Take San Jose resident Teri Chow, for example. Chow was 44 years old when she was diagnosed with ovarian cancer. She knew she would lose her hair during chemotherapy, and she even tried to prepare her family for the change by cutting her long locks into a short bob. In a previous interview with SurvivorNet, she explained the process and how she decided to cope with the side effect.
“I think it was shortly after the second round of chemo, so that would’ve been about four weeks after starting chemo, [my hair] started to fall out,” Chow says. “It was coming out in the shower [and] it was coming out just combing [my] hair.”

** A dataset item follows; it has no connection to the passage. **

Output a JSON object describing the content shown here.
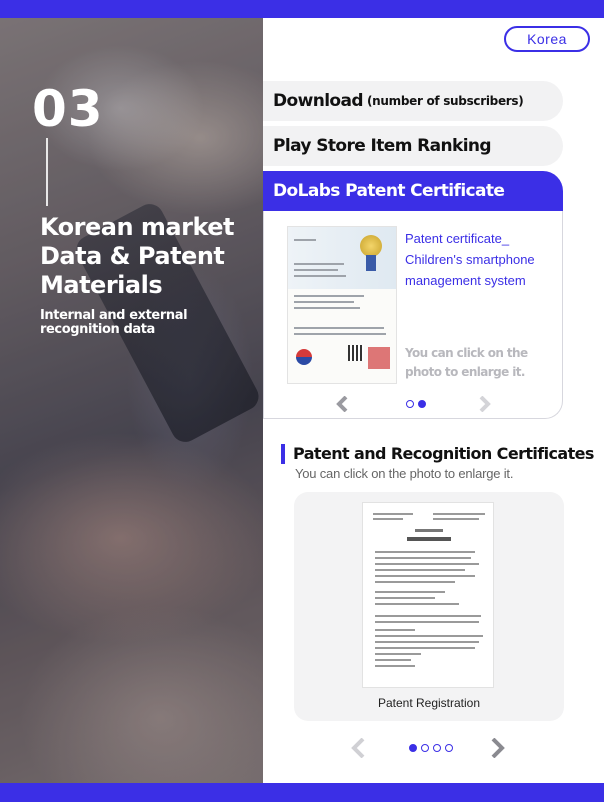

Some women choose to shave their heads right away so they don’t have to watch their hair fall out, but Chow decided to start wearing a wig immediately. She even looks back on that time in her life with some humor. Se would often laugh because many people didn’t even realize she was wearing a wig.
“The other moms at the school didn’t realized that I was going through this, and they’d compliment me on the wig and not knowing it was wig,” Chow laughs. “I made the mistake to somebody I thought knew. I went, ‘Oh, thank you,’ And I moved the wig forward and she freaked out [and I was] like, ‘Sorry, sorry, I thought you knew!’”
Then when her hair eventually started to grow back, Chow decided to switch things up and ditch the wig. She visited a hair dresser who transformed her short, curly, gray locks into a whole new look with a straightener and some dye.
And while Chow may have handled the hair loss journey with a bit more laughter than some, it’s important to know that everyone’s experience is individual. Feeling upset over losing your hair is very common and a completely warranted emotion.
Experts tell SurvivorNet that grieving over a cancer diagnosis often represents the end of them being a “healthy person.” They encourage patients to feel through those emotions because the grief can be a crucial step to accepting the new normal and being able to push through treatment. After grieving the initial shock of hair loss, it might be easier to accept and find some positivity from there.
“I help patients acknowledge their grief so they can move on. I think the more we try to push [those feelings] away and say, ‘Oh, it doesn’t matter,’ it tends to stick around a little longer,” says Laurie Ostacher, a medical social worker at Sutter Bay Medical Foundation in the Bay Area. “If [a woman] seems like she’s having trouble moving on, we explore [that too].”